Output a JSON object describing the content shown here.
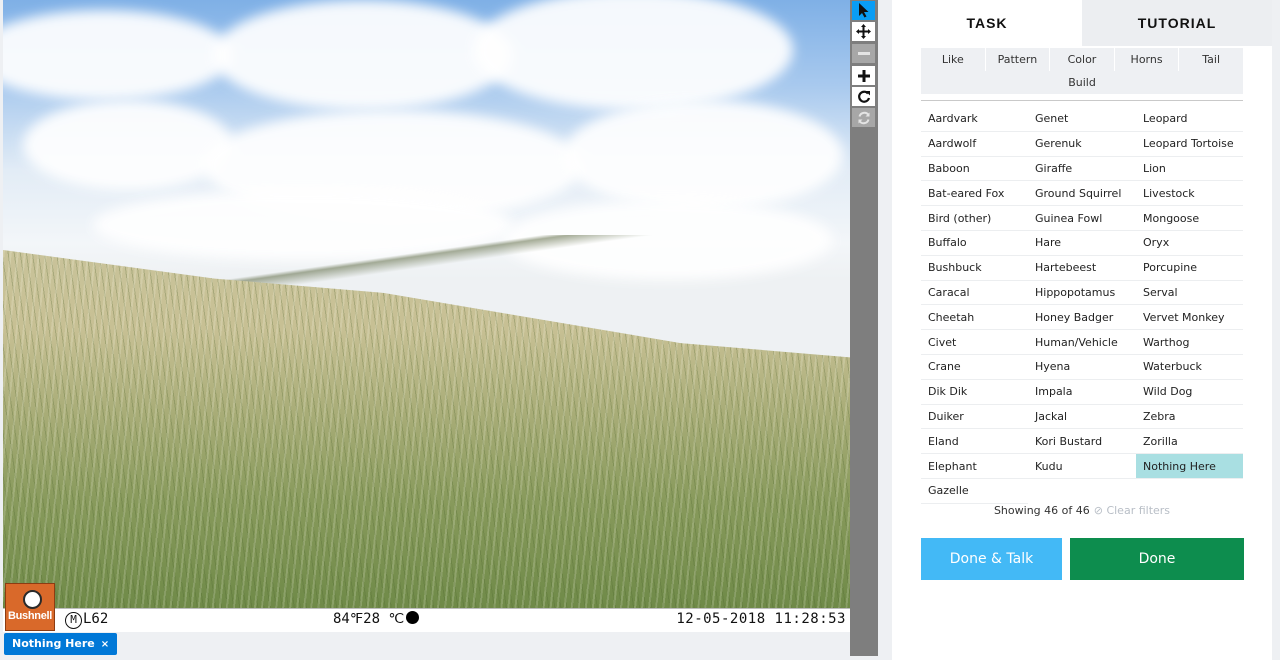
{
  "camera_overlay": {
    "brand": "Bushnell",
    "model": "L62",
    "temperature": "84℉28 ℃",
    "datetime": "12-05-2018 11:28:53"
  },
  "annotation_tag": {
    "label": "Nothing Here",
    "remove": "×"
  },
  "toolbar": {
    "icons": [
      "pointer-icon",
      "move-icon",
      "zoom-out-icon",
      "zoom-in-icon",
      "rotate-icon",
      "reset-icon"
    ]
  },
  "tabs": {
    "task": "TASK",
    "tutorial": "TUTORIAL"
  },
  "filters": {
    "row1": [
      "Like",
      "Pattern",
      "Color",
      "Horns",
      "Tail"
    ],
    "row2": [
      "Build"
    ]
  },
  "species": [
    "Aardvark",
    "Genet",
    "Leopard",
    "Aardwolf",
    "Gerenuk",
    "Leopard Tortoise",
    "Baboon",
    "Giraffe",
    "Lion",
    "Bat-eared Fox",
    "Ground Squirrel",
    "Livestock",
    "Bird (other)",
    "Guinea Fowl",
    "Mongoose",
    "Buffalo",
    "Hare",
    "Oryx",
    "Bushbuck",
    "Hartebeest",
    "Porcupine",
    "Caracal",
    "Hippopotamus",
    "Serval",
    "Cheetah",
    "Honey Badger",
    "Vervet Monkey",
    "Civet",
    "Human/Vehicle",
    "Warthog",
    "Crane",
    "Hyena",
    "Waterbuck",
    "Dik Dik",
    "Impala",
    "Wild Dog",
    "Duiker",
    "Jackal",
    "Zebra",
    "Eland",
    "Kori Bustard",
    "Zorilla",
    "Elephant",
    "Kudu",
    "Nothing Here",
    "Gazelle"
  ],
  "selected_species": "Nothing Here",
  "status": {
    "showing": "Showing 46 of 46",
    "clear_filters": "⊘ Clear filters"
  },
  "buttons": {
    "done_talk": "Done & Talk",
    "done": "Done"
  },
  "colors": {
    "done_talk": "#43b9f6",
    "done": "#0d8d4e",
    "selected": "#a9dfe2",
    "active_tool": "#0a9df5",
    "annotation_tag": "#0078d7"
  }
}
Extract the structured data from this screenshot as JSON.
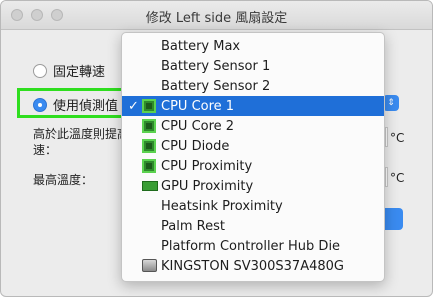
{
  "window": {
    "title": "修改 Left side 風扇設定"
  },
  "options": {
    "fixed_speed_label": "固定轉速",
    "sensor_label": "使用偵測值"
  },
  "labels": {
    "raise_line1": "高於此溫度則提高",
    "raise_line2": "速：",
    "max_temp": "最高溫度：",
    "unit1": "°C",
    "unit2": "°C"
  },
  "sensor_menu": {
    "selected": "CPU Core 1",
    "items": [
      {
        "label": "Battery Max",
        "icon": ""
      },
      {
        "label": "Battery Sensor 1",
        "icon": ""
      },
      {
        "label": "Battery Sensor 2",
        "icon": ""
      },
      {
        "label": "CPU Core 1",
        "icon": "cpu-chip-icon",
        "check": "✓"
      },
      {
        "label": "CPU Core 2",
        "icon": "cpu-chip-icon"
      },
      {
        "label": "CPU Diode",
        "icon": "cpu-chip-icon"
      },
      {
        "label": "CPU Proximity",
        "icon": "cpu-chip-icon"
      },
      {
        "label": "GPU Proximity",
        "icon": "gpu-card-icon"
      },
      {
        "label": "Heatsink Proximity",
        "icon": ""
      },
      {
        "label": "Palm Rest",
        "icon": ""
      },
      {
        "label": "Platform Controller Hub Die",
        "icon": ""
      },
      {
        "label": "KINGSTON SV300S37A480G",
        "icon": "disk-drive-icon"
      }
    ]
  },
  "colors": {
    "selection": "#1f6fd8",
    "annotation_box": "#2fde1f",
    "accent": "#3a8bf0"
  }
}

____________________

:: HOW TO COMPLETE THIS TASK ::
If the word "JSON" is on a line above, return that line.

:: SOLUTION TO THIS EXERCISE ::
Output a JSON object describing the content shown here.
Extract the structured data from this screenshot as JSON.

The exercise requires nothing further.